Reaming will ensure your bottom bracket shell is consistently round and of the proper diameter, so that you stand a better chance of getting a good fit between the cup and frame.
Once you’re confident that the dimensions are correct, make sure the mating surfaces are dry and clean. Grease works for quietening creaks, but only temporarily – plus, it can encourage movement if the fit isn’t super tight to begin with.
Companies such as Cervélo have recently begun advocating the use of medium-strength retaining compounds such as Loctite 641 and 609, and I’ve had luck with both. Plastic and/or carbon surfaces should first be treated with Loctite primer to improve adhesion.
Such compounds cement the cups in place without requiring Herculean feats for removal down the road. They also won’t break down over time like grease or anti-seize. For especially problematic bottom brackets, you might also try removing the bearing cartridges themselves from the cups and reinstalling them with sleeve-retaining compound.
Sleeve retaining compounds can work wonders at quieting creaky bottom brackets but ultimately, it’s a band-aid rather than a solution to a fundamental problem: sleeve retaining compounds can work wonders at quieting creaky bottom brackets but ultimately, it’s a band-aid rather than a solution to a fundamental problem James Huang/Future Publishing
Sleeve-retaining compounds can work wonders
2. Ditch the plastic cups
As mentioned above, plastic cups are great in terms of weight and allowing for slight dimensional imperfections, but I haven’t found them to be so wonderful long term.

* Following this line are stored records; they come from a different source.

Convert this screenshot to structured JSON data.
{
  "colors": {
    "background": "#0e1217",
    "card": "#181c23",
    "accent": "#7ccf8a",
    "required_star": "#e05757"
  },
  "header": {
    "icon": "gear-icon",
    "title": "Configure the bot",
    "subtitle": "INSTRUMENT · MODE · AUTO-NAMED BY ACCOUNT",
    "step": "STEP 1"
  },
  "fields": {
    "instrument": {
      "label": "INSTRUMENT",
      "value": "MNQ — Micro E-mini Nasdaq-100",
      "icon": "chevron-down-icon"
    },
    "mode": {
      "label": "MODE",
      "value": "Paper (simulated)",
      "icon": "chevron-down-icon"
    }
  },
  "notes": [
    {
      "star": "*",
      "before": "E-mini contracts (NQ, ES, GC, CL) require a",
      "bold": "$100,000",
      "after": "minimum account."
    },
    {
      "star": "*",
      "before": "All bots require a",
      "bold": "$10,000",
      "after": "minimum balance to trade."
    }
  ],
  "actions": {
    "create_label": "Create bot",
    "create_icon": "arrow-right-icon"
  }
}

There are plenty of alternatives available that use precisely machined aluminum cups instead, from Chris King, Wheels Manufacturing, Rotor and others. Assuming the cups themselves were milled properly (and your shell is the right size), the fit should start out tight and stay that way.
3. Minimize the adapters

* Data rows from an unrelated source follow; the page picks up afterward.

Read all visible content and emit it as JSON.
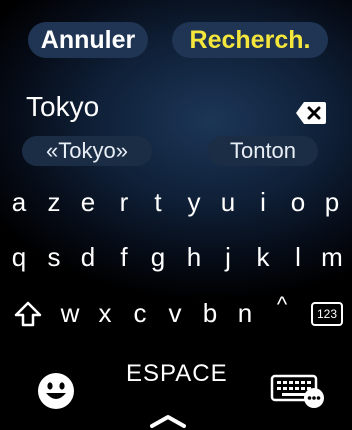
{
  "top": {
    "cancel_label": "Annuler",
    "search_label": "Recherch."
  },
  "field": {
    "value": "Tokyo"
  },
  "suggestions": [
    "«Tokyo»",
    "Tonton"
  ],
  "keyboard": {
    "row1": [
      "a",
      "z",
      "e",
      "r",
      "t",
      "y",
      "u",
      "i",
      "o",
      "p"
    ],
    "row2": [
      "q",
      "s",
      "d",
      "f",
      "g",
      "h",
      "j",
      "k",
      "l",
      "m"
    ],
    "row3": [
      "w",
      "x",
      "c",
      "v",
      "b",
      "n",
      "^"
    ],
    "numbers_label": "123",
    "space_label": "ESPACE"
  },
  "icons": [
    "delete-icon",
    "shift-icon",
    "emoji-icon",
    "keyboard-icon",
    "grabber-icon"
  ],
  "colors": {
    "accent": "#f5e63c",
    "pill": "#1f3553",
    "suggestion": "#1b2d44"
  }
}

Every additional interface is another possible source of creaking, so if you’re currently using a bunch of adapters and spacers to fit your 22mm-diameter crankset spindle into an oversized bottom bracket shell, consider using a dedicated adapter bottom bracket from a company such as Praxis Works or Rotor.
4. Don’t forget about other interfaces
Your creak could well be coming from your bottom bracket cups shifting about inside the shell, but it could also be the spindle moving inside the bearing cartridges, your pedals rocking in the crank arms, or even your chainrings sliding against the spider tabs. Sleeve and thread retaining compounds will do the job here, but I still prefer grease.
5. Try an angular contact bottom bracket
Angular contact cartridge bearings aren’t just highly tolerant of applied loads; they actually rely on them to function properly. Companies such as Enduro and Wheels Manufacturing have recently introduced press-fit bottom brackets built with angular contact bearings that are squeezed in between the crank arms with a surprising amount of pressure. In addition to the phenomenal bearing longevity we’ve encountered, that pressure also seems to help keep everything from shifting under load.
All is not lost
Most people won’t argue with the idea that press-fit bottom brackets can be highly problematic, but there’s no good reason why they can’t work, and work well. A few small steps can mean the difference between a ride that’s peaceful and fun, and one that’s irritating.
However, it would be nice if offending frame-makers could get their acts together and produce what they say they’re going to, so that customers don’t have to deal with these problems to begin with. Given some of the astronomical price tags floating around these days, consumers should expect – and demand – better.
James Huang has been writing about bicycle tech since 2005 but also has more than 14 years of experience as a shop mechanic. In that time he’s seen plenty of fantastic gear and technology but also a lot of things that flat-out piss him off. You can follow the ‘Angry Asian’ on Twitter at @angryasian.